An entirely different, and thus very controversial, approach was made by Roman Polanski with Macbeth in 1971, and it was notorious for its depiction of violence, gore and nudity, such as the gruesome decapitation scene, and was provided with music by the prog-rock Third Ear Band, who contributed both some avant-garde pieces for the irrational, supernatural elements, and acoustic, folkish music with drumming, drones and dissonant wind instruments.

There have also been Soviet contributions to the output of Shakespearean film scores, the best-known of which probably is Shostakovich's music to Grigori Kozintsev's Hamlet. Shostakovich had already composed incidental music for both Hamlet and King Lear and enjoyed a close working relationship with Kozintsev, who had commissioned the score. It is notable that Shostakovich's film music is very consistent in style with his symphonies and exhibits some of his trademark idioms such as fierce scherzos and rough militarism. Here, these are mixed with archaic lyricism – the harpsichord music in compound time for Ophelia's dance lesson, for example. Much of the score, however, uses Hamlet's theme (which draws parallels to Shostakovich's own musical monogram), and ends with a celebration of heroism and funeral music as Hamlet dies. 

The 1990s saw a powerful Shakespeare renaissance, beginning with Henry V by Kenneth Branagh, which was also a huge musical success, with a score composed by Patrick Doyle. At a New York screening, the choral conclusion of the battle scene – starting out diegetically, then gradually transforming to the extradiegetic with strong choral forces and dramatic orchestral passages – was so rousing and emotional that the audience mistook it for the end of the film and began to leave. Branagh has, however, been increasingly prone to including musical accompaniment without concrete necessity, which became so overwhelming that cues eventually ceased to make much impact whatsoever – a problem particularly prominent in his lengthy Hamlet (1996).

These films represent only a very small selection of the many Shakespeare films that were made in the last decades, followed by modern versions such as Baz Luhrmann's Romeo and Juliet, starring Leonardo DiCaprio and Clare Danes, and in addition to them there are numerous more that aren't directly based on a play, but use one as a starting point. The first that come to my mind here are Tom Stoppard's Rosencrantz and Guildenstern are dead and, perhaps even more so, his Shakespeare in Love, depicting the Bard's imaginary love affair while he was writing Romeo and Juliet, with witty hints to many of this other plays and an easy, romantic score matching the simple nature of the film.
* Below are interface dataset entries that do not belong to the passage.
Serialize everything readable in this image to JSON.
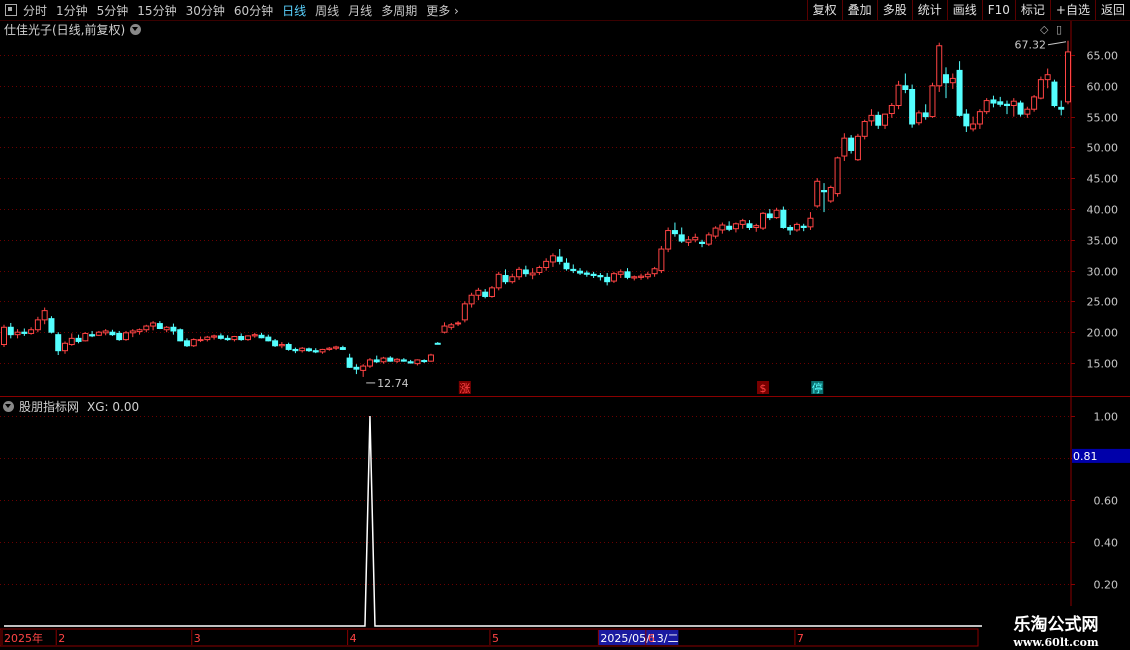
{
  "toolbar": {
    "periods": [
      "分时",
      "1分钟",
      "5分钟",
      "15分钟",
      "30分钟",
      "60分钟",
      "日线",
      "周线",
      "月线",
      "多周期",
      "更多"
    ],
    "active_period": "日线",
    "buttons": [
      "复权",
      "叠加",
      "多股",
      "统计",
      "画线",
      "F10",
      "标记",
      "+自选",
      "返回"
    ]
  },
  "stock": {
    "title": "仕佳光子(日线,前复权)"
  },
  "indicator": {
    "name": "股朋指标网",
    "xg_label": "XG: 0.00",
    "current_value": "0.81"
  },
  "colors": {
    "up": "#ff4444",
    "down": "#54ffff",
    "grid": "#6a0000",
    "axis": "#c8c8c8",
    "xg_line": "#ffffff",
    "cursor_box": "#0000aa"
  },
  "chart_data": [
    {
      "type": "candlestick",
      "ylim": [
        10,
        68
      ],
      "y_ticks": [
        "15.00",
        "20.00",
        "25.00",
        "30.00",
        "35.00",
        "40.00",
        "45.00",
        "50.00",
        "55.00",
        "60.00",
        "65.00"
      ],
      "grid": true,
      "annotations": {
        "high_label": "67.32",
        "low_label": "12.74"
      },
      "markers": [
        {
          "label": "涨",
          "index": 68,
          "color": "#ff4444"
        },
        {
          "label": "$",
          "index": 112,
          "color": "#ff4444"
        },
        {
          "label": "停",
          "index": 120,
          "color": "#54ffff"
        }
      ],
      "ohlc": [
        [
          18.0,
          21.2,
          17.6,
          20.8
        ],
        [
          20.8,
          21.5,
          19.0,
          19.6
        ],
        [
          19.6,
          20.5,
          19.0,
          20.0
        ],
        [
          20.0,
          20.6,
          19.4,
          19.8
        ],
        [
          19.8,
          20.8,
          19.6,
          20.4
        ],
        [
          20.4,
          22.5,
          20.0,
          22.0
        ],
        [
          22.0,
          24.0,
          21.3,
          23.5
        ],
        [
          22.2,
          22.6,
          19.8,
          20.0
        ],
        [
          19.6,
          20.0,
          16.3,
          17.0
        ],
        [
          17.0,
          18.5,
          16.5,
          18.2
        ],
        [
          18.0,
          19.8,
          17.8,
          19.0
        ],
        [
          19.0,
          19.6,
          18.2,
          18.5
        ],
        [
          18.6,
          20.0,
          18.5,
          19.8
        ],
        [
          19.6,
          20.2,
          19.2,
          19.4
        ],
        [
          19.5,
          20.2,
          19.4,
          20.0
        ],
        [
          19.9,
          20.5,
          19.5,
          20.2
        ],
        [
          20.0,
          20.4,
          19.4,
          19.6
        ],
        [
          19.8,
          20.2,
          18.6,
          18.8
        ],
        [
          18.8,
          20.2,
          18.6,
          19.9
        ],
        [
          19.9,
          20.5,
          19.2,
          20.2
        ],
        [
          20.1,
          20.6,
          19.6,
          20.4
        ],
        [
          20.4,
          21.2,
          20.0,
          21.0
        ],
        [
          21.0,
          21.8,
          20.3,
          21.5
        ],
        [
          21.4,
          21.8,
          20.5,
          20.6
        ],
        [
          20.4,
          21.0,
          20.0,
          20.8
        ],
        [
          20.8,
          21.4,
          19.6,
          20.2
        ],
        [
          20.4,
          20.6,
          18.5,
          18.6
        ],
        [
          18.6,
          19.0,
          17.6,
          17.8
        ],
        [
          17.8,
          19.0,
          17.6,
          18.8
        ],
        [
          18.7,
          19.3,
          18.4,
          18.8
        ],
        [
          18.8,
          19.4,
          18.5,
          19.2
        ],
        [
          19.2,
          19.6,
          18.8,
          19.4
        ],
        [
          19.4,
          19.8,
          18.8,
          19.0
        ],
        [
          19.0,
          19.5,
          18.6,
          18.8
        ],
        [
          18.8,
          19.4,
          18.5,
          19.3
        ],
        [
          19.3,
          19.8,
          18.6,
          18.8
        ],
        [
          18.8,
          19.5,
          18.6,
          19.4
        ],
        [
          19.4,
          19.9,
          19.1,
          19.6
        ],
        [
          19.5,
          19.9,
          19.0,
          19.1
        ],
        [
          19.2,
          19.6,
          18.5,
          18.6
        ],
        [
          18.6,
          18.9,
          17.6,
          17.8
        ],
        [
          17.8,
          18.4,
          17.4,
          18.0
        ],
        [
          18.0,
          18.3,
          17.0,
          17.2
        ],
        [
          17.2,
          17.5,
          16.6,
          17.0
        ],
        [
          17.0,
          17.6,
          16.7,
          17.4
        ],
        [
          17.3,
          17.5,
          16.8,
          17.0
        ],
        [
          17.0,
          17.4,
          16.6,
          16.8
        ],
        [
          16.8,
          17.3,
          16.5,
          17.2
        ],
        [
          17.2,
          17.6,
          17.0,
          17.4
        ],
        [
          17.4,
          17.8,
          17.1,
          17.6
        ],
        [
          17.5,
          17.8,
          17.1,
          17.2
        ],
        [
          15.8,
          16.5,
          14.2,
          14.3
        ],
        [
          14.3,
          14.8,
          13.2,
          14.0
        ],
        [
          13.8,
          14.8,
          12.74,
          14.5
        ],
        [
          14.5,
          15.8,
          14.2,
          15.5
        ],
        [
          15.5,
          16.2,
          15.0,
          15.2
        ],
        [
          15.2,
          16.0,
          14.9,
          15.8
        ],
        [
          15.8,
          16.1,
          15.2,
          15.3
        ],
        [
          15.3,
          15.8,
          15.0,
          15.6
        ],
        [
          15.5,
          15.8,
          15.2,
          15.3
        ],
        [
          15.2,
          15.5,
          14.9,
          15.0
        ],
        [
          14.9,
          15.6,
          14.6,
          15.5
        ],
        [
          15.4,
          15.6,
          15.0,
          15.3
        ],
        [
          15.3,
          16.5,
          15.2,
          16.3
        ],
        [
          18.2,
          18.4,
          18.0,
          18.1
        ],
        [
          20.0,
          21.6,
          19.8,
          21.0
        ],
        [
          20.8,
          21.5,
          20.4,
          21.2
        ],
        [
          21.4,
          21.8,
          21.0,
          21.5
        ],
        [
          22.0,
          25.0,
          21.6,
          24.6
        ],
        [
          24.6,
          26.4,
          24.0,
          26.0
        ],
        [
          26.0,
          27.2,
          25.2,
          26.8
        ],
        [
          26.5,
          27.0,
          25.5,
          25.8
        ],
        [
          25.8,
          27.5,
          25.6,
          27.2
        ],
        [
          27.2,
          29.8,
          26.8,
          29.4
        ],
        [
          29.2,
          30.2,
          27.8,
          28.2
        ],
        [
          28.2,
          29.5,
          27.9,
          29.0
        ],
        [
          29.0,
          30.6,
          28.5,
          30.2
        ],
        [
          30.1,
          30.8,
          29.0,
          29.5
        ],
        [
          29.3,
          30.4,
          28.6,
          29.6
        ],
        [
          29.7,
          30.8,
          29.3,
          30.5
        ],
        [
          30.5,
          32.0,
          30.0,
          31.5
        ],
        [
          31.4,
          32.8,
          30.6,
          32.4
        ],
        [
          32.2,
          33.5,
          31.0,
          31.5
        ],
        [
          31.2,
          32.0,
          30.0,
          30.3
        ],
        [
          30.2,
          31.0,
          29.6,
          30.0
        ],
        [
          29.9,
          30.4,
          29.3,
          29.6
        ],
        [
          29.6,
          30.0,
          29.0,
          29.4
        ],
        [
          29.4,
          29.8,
          28.8,
          29.2
        ],
        [
          29.2,
          29.6,
          28.4,
          29.0
        ],
        [
          28.9,
          29.6,
          27.6,
          28.2
        ],
        [
          28.3,
          29.8,
          28.0,
          29.5
        ],
        [
          29.4,
          30.2,
          28.8,
          29.8
        ],
        [
          29.8,
          30.4,
          28.6,
          28.9
        ],
        [
          28.8,
          29.2,
          28.4,
          29.0
        ],
        [
          28.9,
          29.5,
          28.5,
          29.1
        ],
        [
          29.0,
          29.8,
          28.6,
          29.4
        ],
        [
          29.5,
          30.6,
          29.0,
          30.3
        ],
        [
          30.0,
          34.0,
          29.6,
          33.5
        ],
        [
          33.5,
          37.0,
          33.0,
          36.5
        ],
        [
          36.5,
          37.8,
          35.5,
          36.0
        ],
        [
          35.8,
          37.0,
          34.5,
          34.8
        ],
        [
          34.6,
          35.6,
          34.0,
          35.0
        ],
        [
          35.0,
          36.0,
          34.6,
          35.4
        ],
        [
          34.6,
          35.0,
          33.8,
          34.4
        ],
        [
          34.3,
          36.2,
          34.0,
          35.8
        ],
        [
          35.6,
          37.2,
          35.2,
          36.9
        ],
        [
          36.6,
          37.8,
          36.0,
          37.4
        ],
        [
          37.2,
          38.0,
          36.4,
          36.7
        ],
        [
          36.8,
          37.8,
          36.2,
          37.6
        ],
        [
          37.5,
          38.4,
          36.8,
          38.1
        ],
        [
          37.6,
          38.2,
          36.6,
          37.0
        ],
        [
          37.0,
          37.6,
          36.3,
          37.3
        ],
        [
          36.9,
          39.5,
          36.6,
          39.3
        ],
        [
          39.2,
          40.0,
          38.2,
          38.6
        ],
        [
          38.6,
          40.2,
          38.4,
          39.8
        ],
        [
          39.8,
          40.4,
          36.8,
          37.0
        ],
        [
          37.0,
          37.4,
          35.8,
          36.6
        ],
        [
          36.6,
          37.8,
          36.3,
          37.5
        ],
        [
          37.2,
          37.6,
          36.4,
          37.0
        ],
        [
          37.1,
          39.5,
          36.6,
          38.5
        ],
        [
          40.5,
          45.0,
          40.2,
          44.5
        ],
        [
          43.0,
          44.2,
          39.5,
          42.8
        ],
        [
          41.3,
          43.8,
          41.0,
          43.5
        ],
        [
          42.5,
          48.5,
          42.0,
          48.3
        ],
        [
          48.6,
          52.3,
          47.8,
          51.5
        ],
        [
          51.5,
          52.0,
          49.0,
          49.5
        ],
        [
          48.0,
          52.2,
          47.8,
          51.8
        ],
        [
          51.8,
          54.5,
          51.3,
          54.2
        ],
        [
          54.3,
          56.2,
          53.5,
          55.2
        ],
        [
          55.2,
          55.8,
          53.0,
          53.6
        ],
        [
          53.6,
          55.5,
          53.0,
          55.4
        ],
        [
          55.5,
          57.2,
          54.8,
          56.8
        ],
        [
          56.8,
          60.8,
          56.2,
          60.1
        ],
        [
          60.0,
          62.0,
          58.8,
          59.4
        ],
        [
          59.4,
          60.2,
          53.2,
          53.8
        ],
        [
          54.0,
          56.0,
          53.6,
          55.6
        ],
        [
          55.6,
          57.0,
          54.5,
          55.0
        ],
        [
          55.0,
          60.5,
          54.8,
          60.0
        ],
        [
          60.0,
          67.0,
          59.0,
          66.5
        ],
        [
          61.8,
          63.0,
          58.0,
          60.5
        ],
        [
          60.5,
          62.0,
          59.5,
          61.2
        ],
        [
          62.5,
          64.0,
          55.0,
          55.2
        ],
        [
          55.4,
          56.2,
          52.5,
          53.5
        ],
        [
          53.0,
          55.0,
          52.6,
          53.8
        ],
        [
          53.8,
          56.2,
          53.0,
          55.8
        ],
        [
          55.8,
          58.0,
          55.4,
          57.6
        ],
        [
          57.7,
          58.4,
          56.5,
          57.2
        ],
        [
          57.4,
          58.2,
          56.6,
          57.0
        ],
        [
          57.0,
          57.6,
          55.4,
          56.8
        ],
        [
          56.8,
          58.0,
          55.0,
          57.5
        ],
        [
          57.2,
          57.6,
          55.0,
          55.4
        ],
        [
          55.4,
          56.6,
          54.8,
          56.2
        ],
        [
          56.2,
          58.5,
          55.8,
          58.2
        ],
        [
          58.0,
          61.5,
          57.8,
          61.0
        ],
        [
          61.0,
          62.8,
          59.6,
          61.8
        ],
        [
          60.6,
          61.0,
          56.5,
          56.8
        ],
        [
          56.5,
          57.6,
          55.2,
          56.2
        ],
        [
          57.4,
          67.32,
          57.0,
          65.5
        ]
      ]
    },
    {
      "type": "line",
      "series": [
        {
          "name": "XG",
          "spike_index": 54,
          "spike_value": 1.0,
          "baseline_value": 0.0
        }
      ],
      "ylim": [
        0,
        1.05
      ],
      "y_ticks": [
        "0.20",
        "0.40",
        "0.60",
        "0.80",
        "1.00"
      ],
      "x_labels": [
        "2025年",
        "2",
        "3",
        "4",
        "5",
        "2025/05/13/二",
        "6",
        "7"
      ],
      "x_label_index": [
        0,
        8,
        28,
        51,
        72,
        88,
        95,
        117
      ],
      "grid": true
    }
  ]
}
Both these popular and the lesser, non-award winning films made the original plays available in different shapes to a wider public. They draw attention to aspects we may not have noticed before, depict things in ways we may or may not like, and maybe – hopefully – offer new perspectives on our favourite plays. One might consider exploring those again while awaiting what the film industry has in store for the future.


Mervyn Cooke: A History of Film Music
Kenneth S. Rothwell: A History of Shakespeare on Screen
Michael Dobson & Stanley Wells (Eds.): The Oxford Companion to Shakespeare